──────── DATA EXTRACTS

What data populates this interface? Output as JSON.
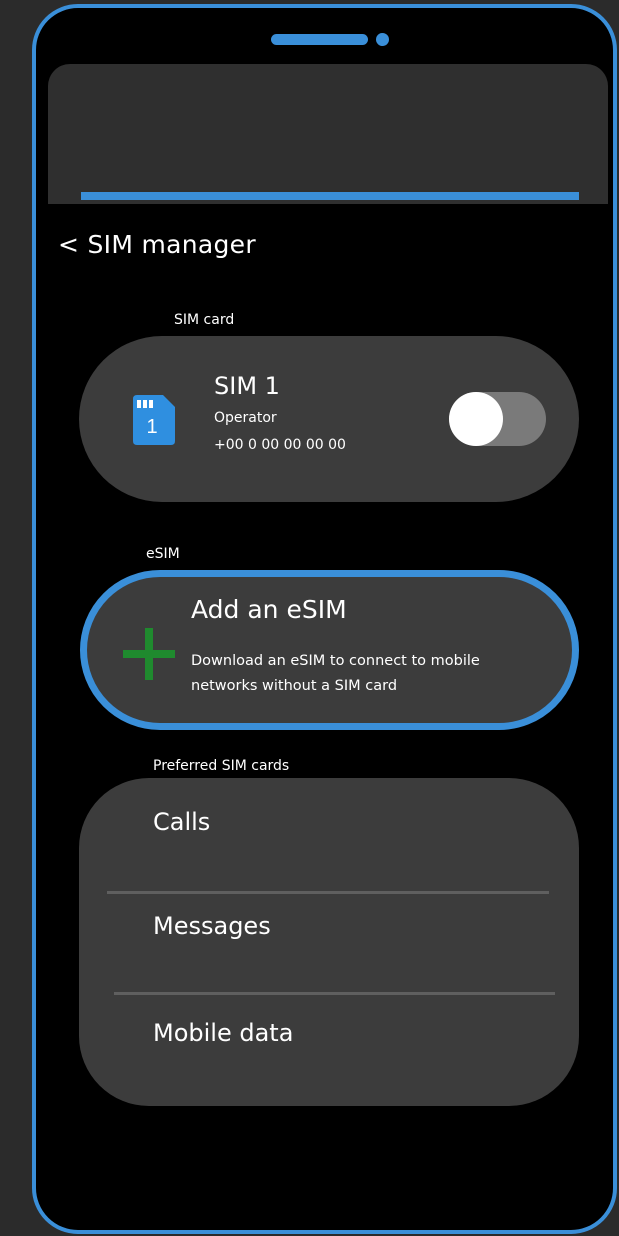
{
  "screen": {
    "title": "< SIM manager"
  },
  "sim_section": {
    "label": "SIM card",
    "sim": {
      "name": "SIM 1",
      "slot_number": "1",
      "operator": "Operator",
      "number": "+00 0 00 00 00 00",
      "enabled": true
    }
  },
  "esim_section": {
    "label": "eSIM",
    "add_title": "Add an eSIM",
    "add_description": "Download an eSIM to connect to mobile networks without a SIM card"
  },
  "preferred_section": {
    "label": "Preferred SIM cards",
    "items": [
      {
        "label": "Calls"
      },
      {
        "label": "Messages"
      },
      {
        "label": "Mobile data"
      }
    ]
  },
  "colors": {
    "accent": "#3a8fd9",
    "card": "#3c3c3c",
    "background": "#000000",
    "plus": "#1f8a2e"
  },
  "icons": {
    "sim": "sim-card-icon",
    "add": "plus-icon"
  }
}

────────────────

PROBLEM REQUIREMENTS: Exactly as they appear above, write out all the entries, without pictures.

ANSWER SPACE:
What data populates this interface? Output as JSON.
{
  "screen": {
    "title": "< SIM manager"
  },
  "sim_section": {
    "label": "SIM card",
    "sim": {
      "name": "SIM 1",
      "slot_number": "1",
      "operator": "Operator",
      "number": "+00 0 00 00 00 00",
      "enabled": true
    }
  },
  "esim_section": {
    "label": "eSIM",
    "add_title": "Add an eSIM",
    "add_description": "Download an eSIM to connect to mobile networks without a SIM card"
  },
  "preferred_section": {
    "label": "Preferred SIM cards",
    "items": [
      {
        "label": "Calls"
      },
      {
        "label": "Messages"
      },
      {
        "label": "Mobile data"
      }
    ]
  },
  "colors": {
    "accent": "#3a8fd9",
    "card": "#3c3c3c",
    "background": "#000000",
    "plus": "#1f8a2e"
  },
  "icons": {
    "sim": "sim-card-icon",
    "add": "plus-icon"
  }
}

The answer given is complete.